WORK REQUIRED: Without including any pictures, reproduce the full listing exactly.

MATERIAL FOR THIS TASK:
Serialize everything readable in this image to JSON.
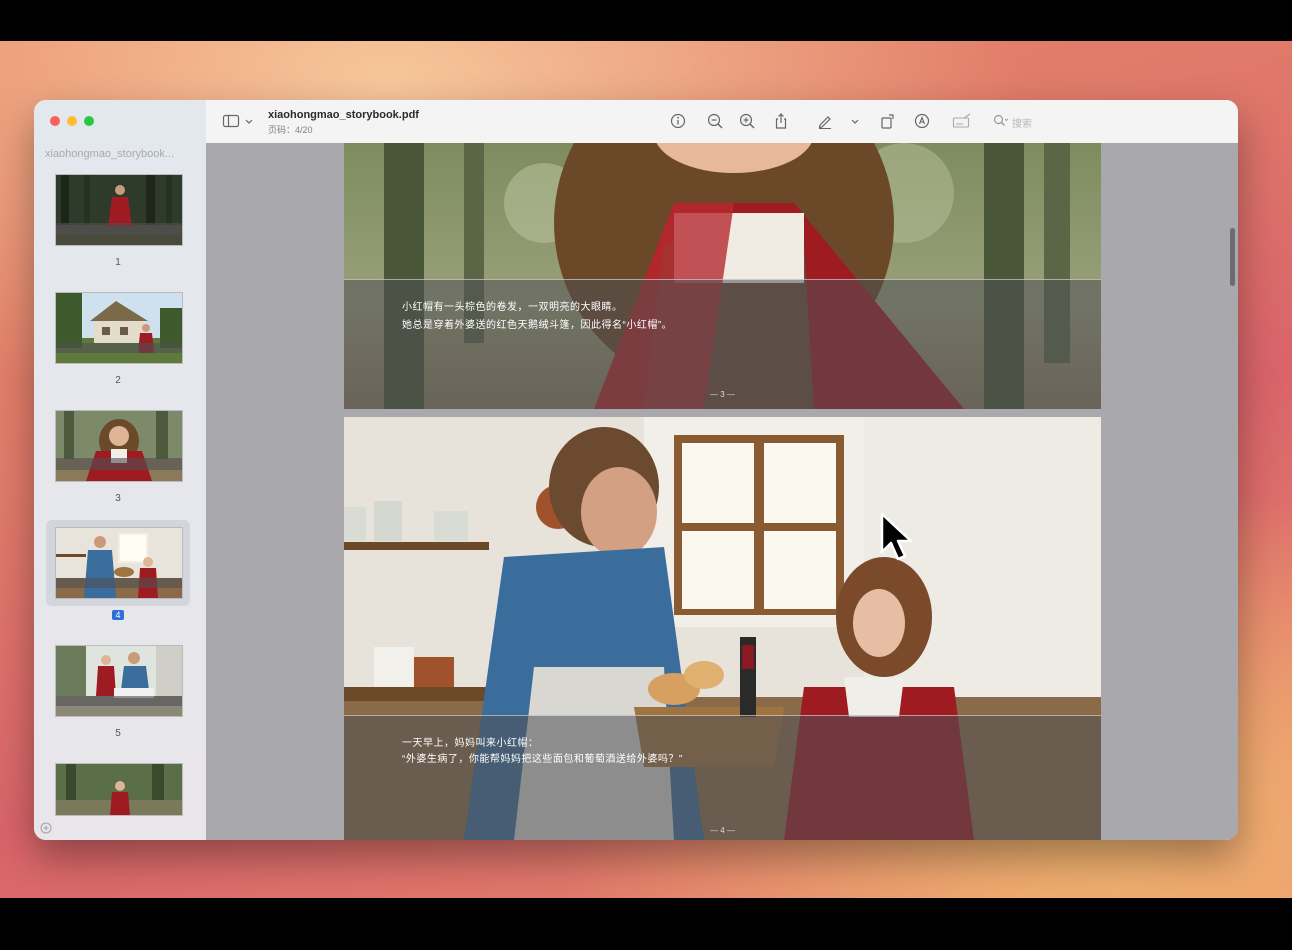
{
  "window": {
    "title": "xiaohongmao_storybook.pdf",
    "page_indicator": "页码：4/20"
  },
  "sidebar": {
    "title": "xiaohongmao_storybook...",
    "thumbnails": [
      {
        "label": "1",
        "selected": false
      },
      {
        "label": "2",
        "selected": false
      },
      {
        "label": "3",
        "selected": false
      },
      {
        "label": "4",
        "selected": true
      },
      {
        "label": "5",
        "selected": false
      },
      {
        "label": "",
        "selected": false
      }
    ]
  },
  "toolbar": {
    "icons": [
      "sidebar-toggle-icon",
      "chevron-down-icon",
      "info-icon",
      "zoom-out-icon",
      "zoom-in-icon",
      "share-icon",
      "highlight-pen-icon",
      "chevron-down-icon",
      "rotate-icon",
      "markup-icon",
      "signature-icon",
      "search-icon"
    ],
    "search_placeholder": "搜索"
  },
  "pages": [
    {
      "caption_lines": [
        "小红帽有一头棕色的卷发，一双明亮的大眼睛。",
        "她总是穿着外婆送的红色天鹅绒斗篷，因此得名“小红帽”。"
      ],
      "footer": "— 3 —"
    },
    {
      "caption_lines": [
        "一天早上，妈妈叫来小红帽：",
        "“外婆生病了，你能帮妈妈把这些面包和葡萄酒送给外婆吗？”"
      ],
      "footer": "— 4 —"
    }
  ],
  "colors": {
    "accent": "#2d6fd6",
    "cape_red": "#9e1b22"
  }
}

OUTPUT FOR THIS TASK:
Serialize everything readable in this image to JSON.
{
  "window": {
    "title": "xiaohongmao_storybook.pdf",
    "page_indicator": "页码：4/20"
  },
  "sidebar": {
    "title": "xiaohongmao_storybook...",
    "thumbnails": [
      {
        "label": "1",
        "selected": false
      },
      {
        "label": "2",
        "selected": false
      },
      {
        "label": "3",
        "selected": false
      },
      {
        "label": "4",
        "selected": true
      },
      {
        "label": "5",
        "selected": false
      },
      {
        "label": "",
        "selected": false
      }
    ]
  },
  "toolbar": {
    "icons": [
      "sidebar-toggle-icon",
      "chevron-down-icon",
      "info-icon",
      "zoom-out-icon",
      "zoom-in-icon",
      "share-icon",
      "highlight-pen-icon",
      "chevron-down-icon",
      "rotate-icon",
      "markup-icon",
      "signature-icon",
      "search-icon"
    ],
    "search_placeholder": "搜索"
  },
  "pages": [
    {
      "caption_lines": [
        "小红帽有一头棕色的卷发，一双明亮的大眼睛。",
        "她总是穿着外婆送的红色天鹅绒斗篷，因此得名“小红帽”。"
      ],
      "footer": "— 3 —"
    },
    {
      "caption_lines": [
        "一天早上，妈妈叫来小红帽：",
        "“外婆生病了，你能帮妈妈把这些面包和葡萄酒送给外婆吗？”"
      ],
      "footer": "— 4 —"
    }
  ],
  "colors": {
    "accent": "#2d6fd6",
    "cape_red": "#9e1b22"
  }
}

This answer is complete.